Consciously seeking an expansion of one’s own ethical code, for example, invariably leads to insights – alternate ways of seeing and thinking about reality – that are more advanced and seem to make better sense. In this way, a new intelligence of belonging and purpose starts forming. Gradually alternative possibilities begin to appear. Some fresh ideas are incubated, possibly over many months or even years. Others are cast aside. Though hidden in full view, decisions take a different shape. Ultimately uncommon actions are taken and at that point the leader becomes both visible and redundant. With others engaged, change now becomes inevitable.
Because new behaviours are the first visible signs of our intention to change they are often mistaken for the original impulse. Although this is a fundamental error, it goes some way to explain why leadership development programs are routinely structured around behavioural characteristics. But it does not excuse the fact that, by and large, behaviour is an unsuitable starting place.

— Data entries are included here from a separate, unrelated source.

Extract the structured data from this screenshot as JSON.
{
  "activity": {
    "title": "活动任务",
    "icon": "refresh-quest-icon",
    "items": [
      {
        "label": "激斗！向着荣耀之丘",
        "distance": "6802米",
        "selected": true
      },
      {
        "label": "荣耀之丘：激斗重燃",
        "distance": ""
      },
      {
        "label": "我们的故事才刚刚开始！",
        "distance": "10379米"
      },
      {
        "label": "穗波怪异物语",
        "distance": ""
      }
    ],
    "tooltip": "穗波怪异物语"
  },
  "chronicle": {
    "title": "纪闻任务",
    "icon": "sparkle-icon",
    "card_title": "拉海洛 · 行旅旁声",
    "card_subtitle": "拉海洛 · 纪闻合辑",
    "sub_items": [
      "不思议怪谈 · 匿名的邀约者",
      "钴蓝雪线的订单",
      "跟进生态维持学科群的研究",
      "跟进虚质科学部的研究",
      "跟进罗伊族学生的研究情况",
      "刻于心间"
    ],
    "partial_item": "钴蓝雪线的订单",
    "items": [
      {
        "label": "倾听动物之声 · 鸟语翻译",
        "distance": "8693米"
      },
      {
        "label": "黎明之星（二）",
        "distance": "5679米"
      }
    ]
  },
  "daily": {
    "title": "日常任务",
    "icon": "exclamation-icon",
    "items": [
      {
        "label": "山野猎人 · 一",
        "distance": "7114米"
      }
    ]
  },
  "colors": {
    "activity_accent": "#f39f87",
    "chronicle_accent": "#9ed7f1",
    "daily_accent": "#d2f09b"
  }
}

While actions remain the visible tip of the ontological iceberg, what occurs in the deepest recesses of our consciousness, as a preliminary reaction to external stimuli, is a vastly more accurate guide to our intentions. Thus, true leadership development starts in undetectable liminal moments of the evolving mind. And although the impulse for change can be sparked by one, or possibly two individuals, the actual praxis of leadership is inevitably a collective, shared phenomenon. It can only result from the coherent objectives and actions of many.

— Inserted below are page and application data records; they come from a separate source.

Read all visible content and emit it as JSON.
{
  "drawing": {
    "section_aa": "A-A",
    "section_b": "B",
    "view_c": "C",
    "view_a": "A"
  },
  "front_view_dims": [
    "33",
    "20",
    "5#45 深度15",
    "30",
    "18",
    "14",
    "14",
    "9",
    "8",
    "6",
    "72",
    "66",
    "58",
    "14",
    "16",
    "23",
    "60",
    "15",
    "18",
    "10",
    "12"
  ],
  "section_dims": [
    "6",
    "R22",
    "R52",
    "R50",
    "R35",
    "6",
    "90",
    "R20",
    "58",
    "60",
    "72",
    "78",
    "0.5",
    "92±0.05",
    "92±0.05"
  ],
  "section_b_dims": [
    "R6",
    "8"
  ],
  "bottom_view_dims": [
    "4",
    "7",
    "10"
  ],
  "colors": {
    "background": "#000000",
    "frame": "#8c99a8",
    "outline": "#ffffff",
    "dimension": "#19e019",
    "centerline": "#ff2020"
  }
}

The surrounding social ecosystem is therefore a significant factor, if frequently downplayed. In fact, all leadership is context specific – it arises from explicit needs within a group that are not being met by other means.
Although the conventional ‘great leader’ syndrome is one most commonly associated with theories of contingency (the ability to control a situation) or charisma (the ability to inspire and influence), the most effective leaders arise from, and merge with, their social set, often to the extent that they become indiscernible from others in the group, at least to outsiders.
This notion of social identity explains a lot about the apparent vacuum in leadership today. For example, if leaders distance themselves from society, by crafting an elite persona, or by feigning superiority in some way, they risk resorting to old-style leadership models that have been proven to be the problem.
This is why, when writing The Five Literacies of Global Leadership, we rapidly came to the conclusion that authentic leadership is an emergent phenomenon – intimately entangled with the dynamics of the social ecosystem into which it is born and then flourishes. Unlike management it cannot be planned. But its outcomes can be predicted with high levels of certainty.
Take young Greta Thunberg, for example. Alarmed by the inaction of her government on an issue of such importance, she simply instituted a solitary protest outside of her parliament. She had no legal authority to do what she did. Why, she did not even have the blessing of her parents. She had no elected platform from which to instruct or admonish. And she had no intention of creating a social movement that would eventually lead to her chastising prominent members of the elite at the World Economic Forum or the UN. Circumstances conspired to elevate her circumstances and narrative, especially in the minds of young people, to that of an icon of change. Thus a leader was revealed in all its aching unlikeliness.
Perhaps these are the reasons we still cry out for leadership, the reason we still crave more Greta Thunbergs. As long as designated leaders continue to manage, rather than to inspire, our cries will continue to echo into the void and the massive structural changes we urgently need in our world will elude us.